**Exercise goal**.
Copy each line below that contains "name".

Extracted records:
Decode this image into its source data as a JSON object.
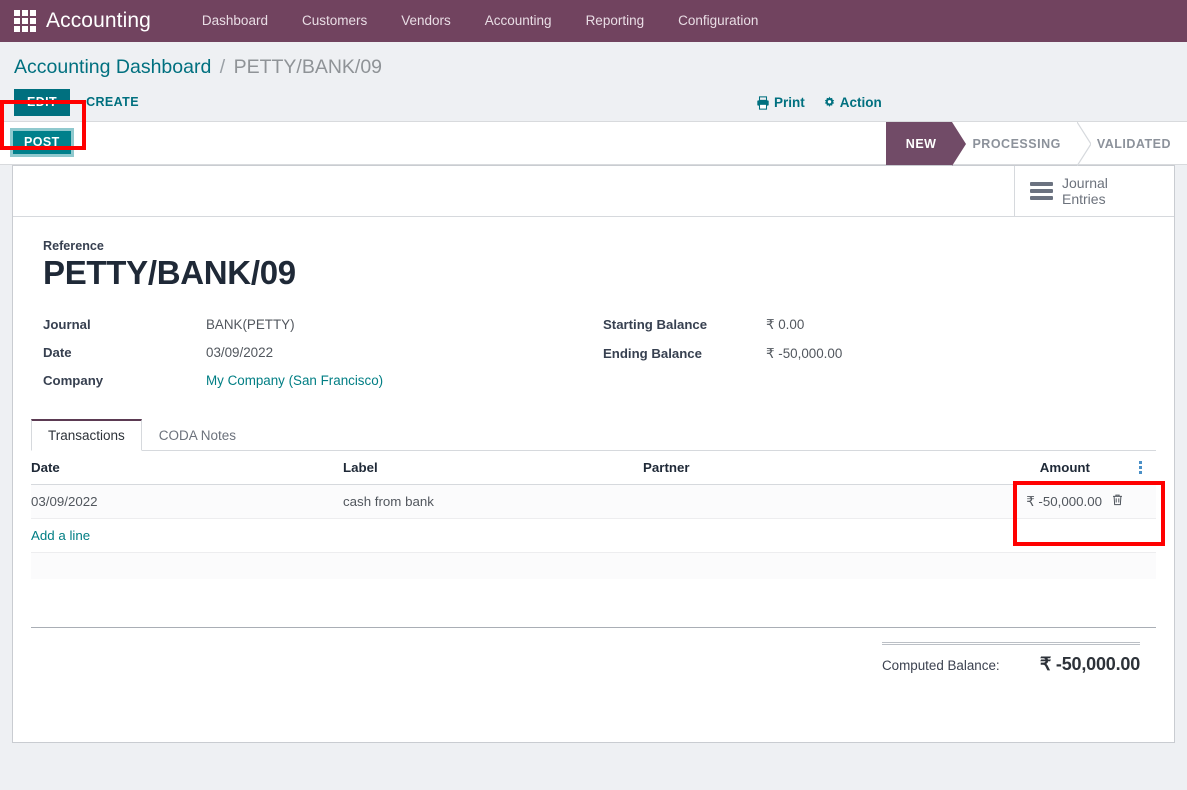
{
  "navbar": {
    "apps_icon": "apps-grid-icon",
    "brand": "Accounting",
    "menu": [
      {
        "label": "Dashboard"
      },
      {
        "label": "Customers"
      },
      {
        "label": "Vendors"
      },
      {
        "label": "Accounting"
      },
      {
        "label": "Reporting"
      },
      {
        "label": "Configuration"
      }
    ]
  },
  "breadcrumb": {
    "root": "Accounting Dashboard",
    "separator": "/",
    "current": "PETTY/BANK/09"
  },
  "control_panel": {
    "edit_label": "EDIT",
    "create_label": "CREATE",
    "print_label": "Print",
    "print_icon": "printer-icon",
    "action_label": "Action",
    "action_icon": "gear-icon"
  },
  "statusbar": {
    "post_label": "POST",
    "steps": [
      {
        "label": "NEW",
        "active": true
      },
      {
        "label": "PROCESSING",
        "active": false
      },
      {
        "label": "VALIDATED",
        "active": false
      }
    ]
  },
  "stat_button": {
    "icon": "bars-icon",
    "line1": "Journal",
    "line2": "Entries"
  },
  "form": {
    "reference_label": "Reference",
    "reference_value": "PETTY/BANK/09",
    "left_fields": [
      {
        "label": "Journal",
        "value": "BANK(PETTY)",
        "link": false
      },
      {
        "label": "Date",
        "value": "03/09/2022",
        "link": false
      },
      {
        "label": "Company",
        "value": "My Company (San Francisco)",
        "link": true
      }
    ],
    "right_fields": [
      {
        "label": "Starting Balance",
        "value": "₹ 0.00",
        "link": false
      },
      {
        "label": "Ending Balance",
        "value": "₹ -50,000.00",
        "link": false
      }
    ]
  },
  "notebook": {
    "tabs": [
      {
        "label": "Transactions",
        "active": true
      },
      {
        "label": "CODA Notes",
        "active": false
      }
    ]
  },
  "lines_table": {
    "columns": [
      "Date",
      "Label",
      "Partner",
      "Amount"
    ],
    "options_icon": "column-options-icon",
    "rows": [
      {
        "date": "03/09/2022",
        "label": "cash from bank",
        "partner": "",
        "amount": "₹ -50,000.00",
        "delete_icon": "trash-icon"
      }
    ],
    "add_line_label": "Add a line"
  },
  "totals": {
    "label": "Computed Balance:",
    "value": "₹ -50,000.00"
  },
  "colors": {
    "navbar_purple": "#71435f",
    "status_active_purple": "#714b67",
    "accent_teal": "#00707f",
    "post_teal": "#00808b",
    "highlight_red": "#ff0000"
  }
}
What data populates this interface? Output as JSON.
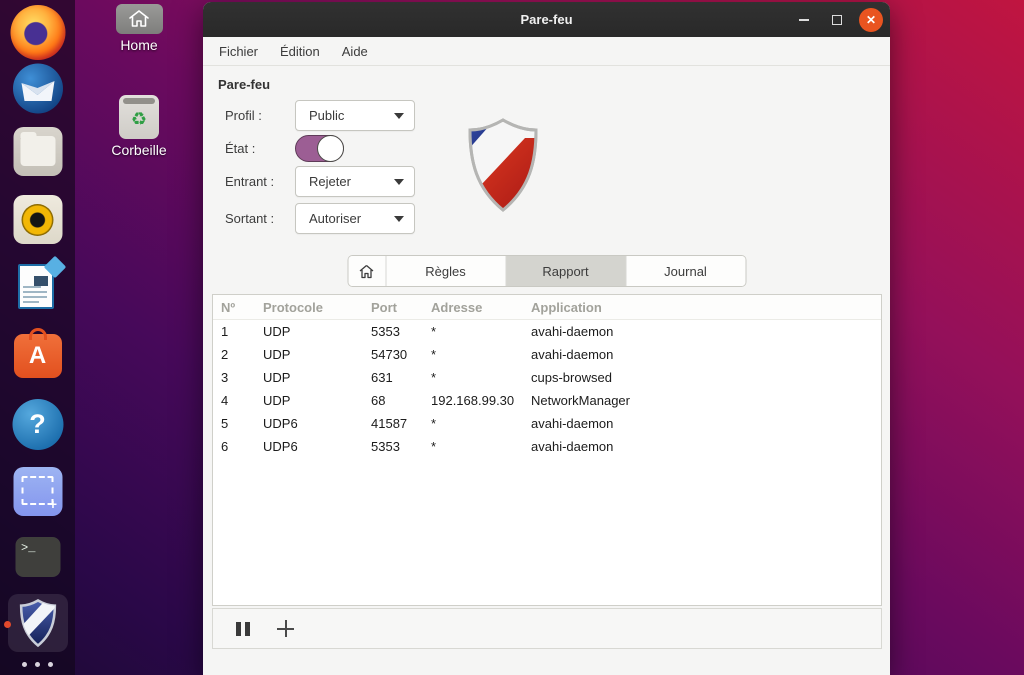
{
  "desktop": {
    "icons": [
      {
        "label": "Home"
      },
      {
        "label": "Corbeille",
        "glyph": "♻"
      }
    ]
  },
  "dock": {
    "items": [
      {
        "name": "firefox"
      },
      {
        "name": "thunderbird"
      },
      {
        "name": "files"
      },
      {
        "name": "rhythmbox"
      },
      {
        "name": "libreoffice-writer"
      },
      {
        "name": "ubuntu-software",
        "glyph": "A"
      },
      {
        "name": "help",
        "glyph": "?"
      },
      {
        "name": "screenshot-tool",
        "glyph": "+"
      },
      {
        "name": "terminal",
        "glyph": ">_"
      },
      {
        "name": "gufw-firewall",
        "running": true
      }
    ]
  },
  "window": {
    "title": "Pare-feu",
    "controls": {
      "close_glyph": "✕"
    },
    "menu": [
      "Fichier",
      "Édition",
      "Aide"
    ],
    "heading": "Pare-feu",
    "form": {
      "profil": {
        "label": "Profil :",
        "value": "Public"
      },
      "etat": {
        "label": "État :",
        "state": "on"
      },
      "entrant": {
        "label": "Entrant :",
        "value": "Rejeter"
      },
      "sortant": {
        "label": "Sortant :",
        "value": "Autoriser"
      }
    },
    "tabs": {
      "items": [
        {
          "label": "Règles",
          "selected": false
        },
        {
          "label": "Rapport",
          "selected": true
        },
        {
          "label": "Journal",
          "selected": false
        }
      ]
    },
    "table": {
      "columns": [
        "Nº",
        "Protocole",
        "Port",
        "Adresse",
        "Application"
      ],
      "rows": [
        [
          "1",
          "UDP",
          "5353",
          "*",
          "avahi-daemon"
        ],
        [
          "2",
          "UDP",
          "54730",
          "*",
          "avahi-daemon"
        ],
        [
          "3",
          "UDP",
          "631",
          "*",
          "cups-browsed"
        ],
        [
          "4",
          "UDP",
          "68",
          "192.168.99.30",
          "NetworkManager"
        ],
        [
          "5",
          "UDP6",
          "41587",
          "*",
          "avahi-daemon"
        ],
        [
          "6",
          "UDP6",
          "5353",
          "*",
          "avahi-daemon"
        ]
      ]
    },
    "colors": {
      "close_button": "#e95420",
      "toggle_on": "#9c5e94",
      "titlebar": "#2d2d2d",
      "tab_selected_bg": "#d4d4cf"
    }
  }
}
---
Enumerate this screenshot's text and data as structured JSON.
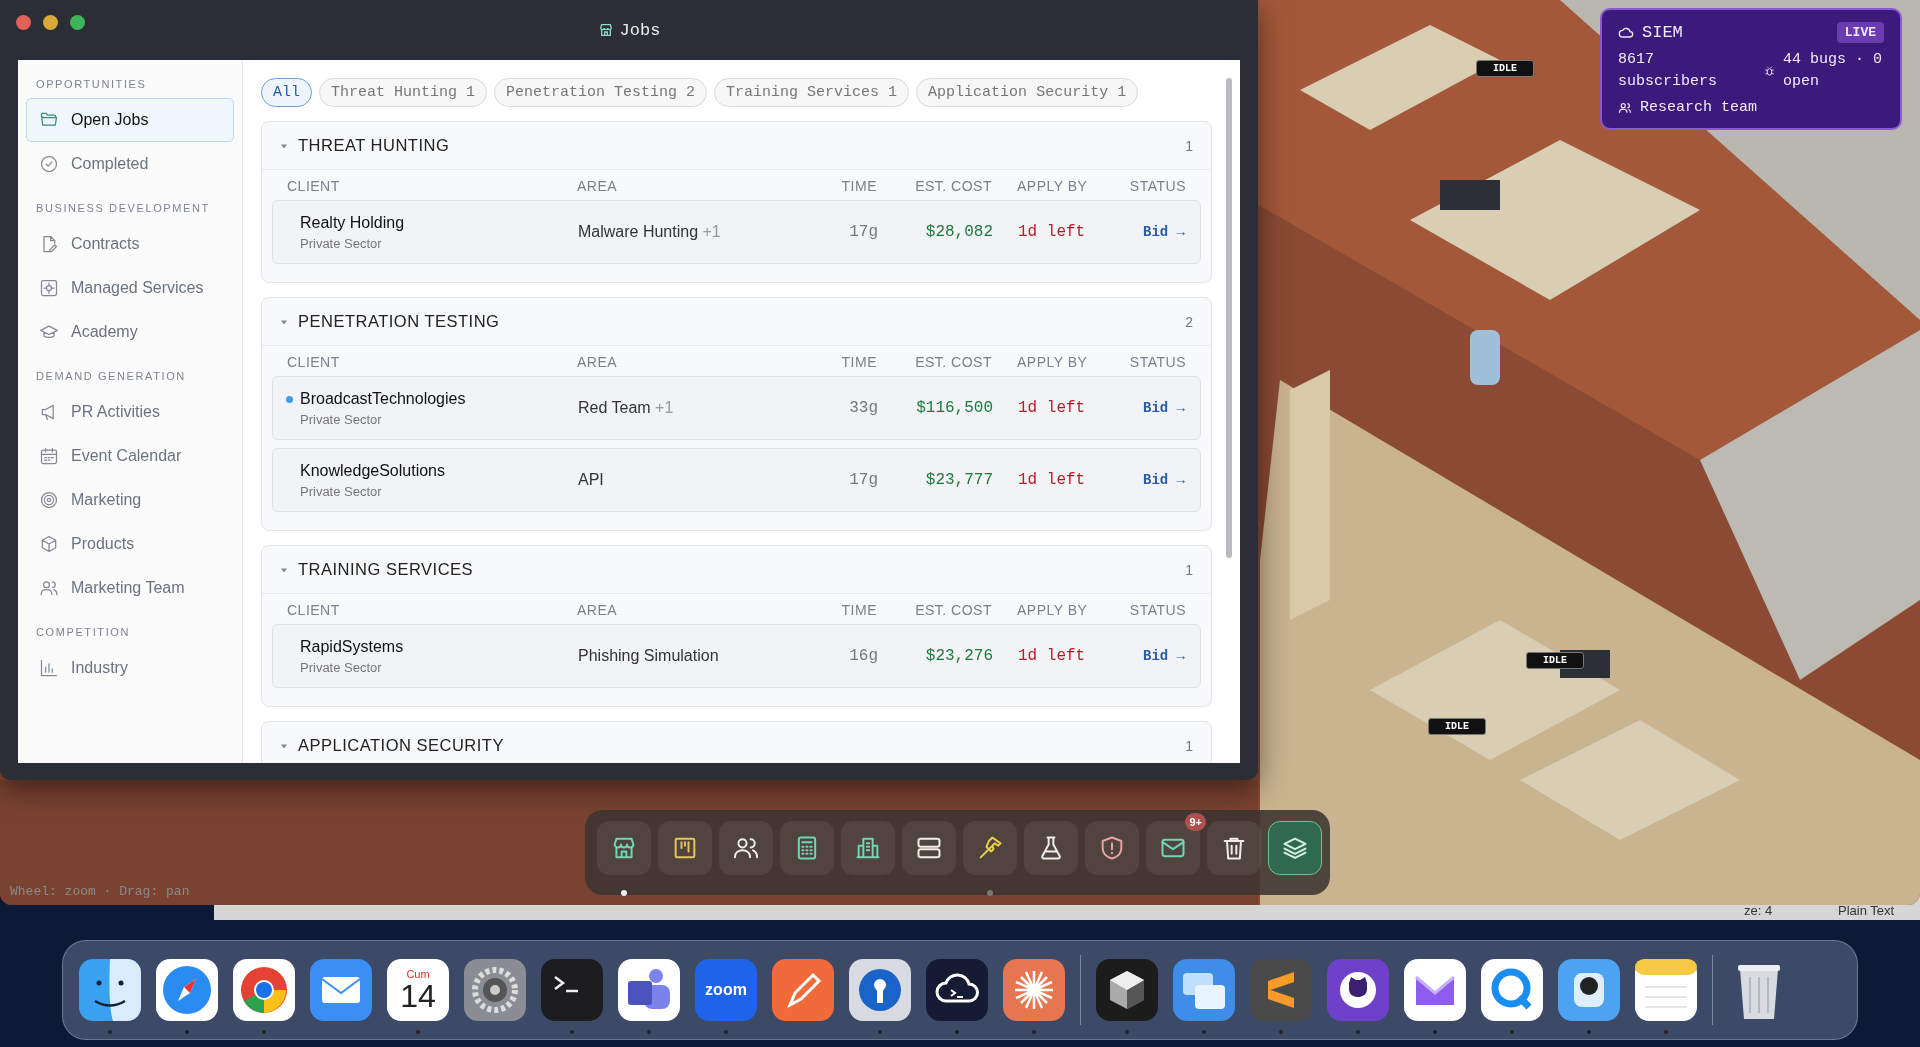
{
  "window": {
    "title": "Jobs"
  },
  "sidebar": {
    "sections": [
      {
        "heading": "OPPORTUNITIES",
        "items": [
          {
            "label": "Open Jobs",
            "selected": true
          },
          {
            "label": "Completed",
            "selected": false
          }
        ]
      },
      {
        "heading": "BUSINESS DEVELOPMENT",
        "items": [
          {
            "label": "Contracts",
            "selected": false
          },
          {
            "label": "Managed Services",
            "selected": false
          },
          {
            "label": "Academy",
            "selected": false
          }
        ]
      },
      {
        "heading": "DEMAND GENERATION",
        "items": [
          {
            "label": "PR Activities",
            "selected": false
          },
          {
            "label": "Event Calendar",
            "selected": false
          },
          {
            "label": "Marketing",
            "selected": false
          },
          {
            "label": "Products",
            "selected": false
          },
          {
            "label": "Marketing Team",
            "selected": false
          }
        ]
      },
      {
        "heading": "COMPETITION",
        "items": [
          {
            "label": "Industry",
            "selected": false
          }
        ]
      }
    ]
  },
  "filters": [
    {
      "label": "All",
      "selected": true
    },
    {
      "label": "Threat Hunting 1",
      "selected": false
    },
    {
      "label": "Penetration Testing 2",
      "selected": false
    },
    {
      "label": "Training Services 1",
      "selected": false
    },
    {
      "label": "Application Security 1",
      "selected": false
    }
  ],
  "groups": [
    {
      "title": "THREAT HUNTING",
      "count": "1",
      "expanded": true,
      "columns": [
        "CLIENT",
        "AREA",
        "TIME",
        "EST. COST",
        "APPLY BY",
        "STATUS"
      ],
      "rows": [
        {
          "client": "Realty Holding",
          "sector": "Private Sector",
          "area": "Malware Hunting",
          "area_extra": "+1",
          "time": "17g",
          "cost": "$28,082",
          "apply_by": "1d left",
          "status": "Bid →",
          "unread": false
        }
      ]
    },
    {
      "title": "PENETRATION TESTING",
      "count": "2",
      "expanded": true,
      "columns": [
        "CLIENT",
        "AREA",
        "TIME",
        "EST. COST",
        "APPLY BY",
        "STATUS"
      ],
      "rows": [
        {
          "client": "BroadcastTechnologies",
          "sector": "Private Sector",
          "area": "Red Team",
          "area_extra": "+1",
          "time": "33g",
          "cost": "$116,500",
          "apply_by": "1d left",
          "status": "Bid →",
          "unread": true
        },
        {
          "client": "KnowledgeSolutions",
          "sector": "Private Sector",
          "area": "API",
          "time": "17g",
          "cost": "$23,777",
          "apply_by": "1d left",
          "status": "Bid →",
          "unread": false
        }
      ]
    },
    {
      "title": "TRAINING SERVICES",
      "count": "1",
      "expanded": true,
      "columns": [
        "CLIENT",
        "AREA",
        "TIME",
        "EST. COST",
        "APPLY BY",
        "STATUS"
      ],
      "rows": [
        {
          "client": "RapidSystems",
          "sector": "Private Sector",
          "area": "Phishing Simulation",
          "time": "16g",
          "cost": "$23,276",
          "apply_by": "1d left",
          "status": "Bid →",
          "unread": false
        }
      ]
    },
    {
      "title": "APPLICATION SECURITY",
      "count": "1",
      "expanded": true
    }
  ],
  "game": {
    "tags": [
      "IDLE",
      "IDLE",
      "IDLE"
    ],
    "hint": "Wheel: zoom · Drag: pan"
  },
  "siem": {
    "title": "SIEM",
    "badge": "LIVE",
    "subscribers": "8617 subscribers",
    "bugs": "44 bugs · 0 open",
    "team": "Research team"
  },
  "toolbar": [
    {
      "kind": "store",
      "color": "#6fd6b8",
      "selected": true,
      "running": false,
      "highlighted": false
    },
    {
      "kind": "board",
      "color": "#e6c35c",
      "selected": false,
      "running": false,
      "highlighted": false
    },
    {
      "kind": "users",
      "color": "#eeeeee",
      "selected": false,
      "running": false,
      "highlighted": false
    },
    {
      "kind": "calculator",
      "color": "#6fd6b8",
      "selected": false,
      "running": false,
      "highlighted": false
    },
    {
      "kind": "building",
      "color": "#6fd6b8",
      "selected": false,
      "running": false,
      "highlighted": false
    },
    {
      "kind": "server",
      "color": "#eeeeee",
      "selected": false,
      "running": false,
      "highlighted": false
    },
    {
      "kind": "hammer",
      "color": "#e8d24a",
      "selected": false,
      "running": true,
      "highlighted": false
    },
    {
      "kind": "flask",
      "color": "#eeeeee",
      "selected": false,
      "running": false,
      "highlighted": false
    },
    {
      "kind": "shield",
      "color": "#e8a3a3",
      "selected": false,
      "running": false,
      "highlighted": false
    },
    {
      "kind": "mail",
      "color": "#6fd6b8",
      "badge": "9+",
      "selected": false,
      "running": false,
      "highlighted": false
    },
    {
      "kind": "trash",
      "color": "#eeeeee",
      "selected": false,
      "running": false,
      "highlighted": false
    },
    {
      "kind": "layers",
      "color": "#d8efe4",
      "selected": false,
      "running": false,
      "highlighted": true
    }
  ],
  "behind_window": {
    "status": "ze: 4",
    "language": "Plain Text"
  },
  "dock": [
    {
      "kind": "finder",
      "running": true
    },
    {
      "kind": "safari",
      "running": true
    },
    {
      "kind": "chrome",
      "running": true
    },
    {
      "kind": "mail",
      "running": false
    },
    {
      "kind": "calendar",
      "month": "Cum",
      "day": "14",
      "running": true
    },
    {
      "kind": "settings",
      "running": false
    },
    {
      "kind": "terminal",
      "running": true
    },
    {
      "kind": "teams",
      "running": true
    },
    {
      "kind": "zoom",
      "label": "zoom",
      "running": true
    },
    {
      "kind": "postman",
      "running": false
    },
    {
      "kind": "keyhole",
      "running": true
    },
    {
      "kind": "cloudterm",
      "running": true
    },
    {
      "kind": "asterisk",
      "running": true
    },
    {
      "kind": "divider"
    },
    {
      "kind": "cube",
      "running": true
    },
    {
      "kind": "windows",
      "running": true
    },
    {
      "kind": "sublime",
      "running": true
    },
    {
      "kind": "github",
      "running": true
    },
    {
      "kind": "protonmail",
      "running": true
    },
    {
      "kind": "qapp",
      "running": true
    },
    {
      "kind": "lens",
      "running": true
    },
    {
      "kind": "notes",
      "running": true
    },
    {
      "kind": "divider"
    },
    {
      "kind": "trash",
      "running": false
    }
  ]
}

**Response below**.
        "name": "firefox"
        "name": "thunderbird"
        "name": "files"
        "name": "rhythmbox"
        "name": "libreoffice-writer"
        "name": "ubuntu-software",
        "name": "help",
        "name": "screenshot-tool",
        "name": "terminal",
        "name": "gufw-firewall",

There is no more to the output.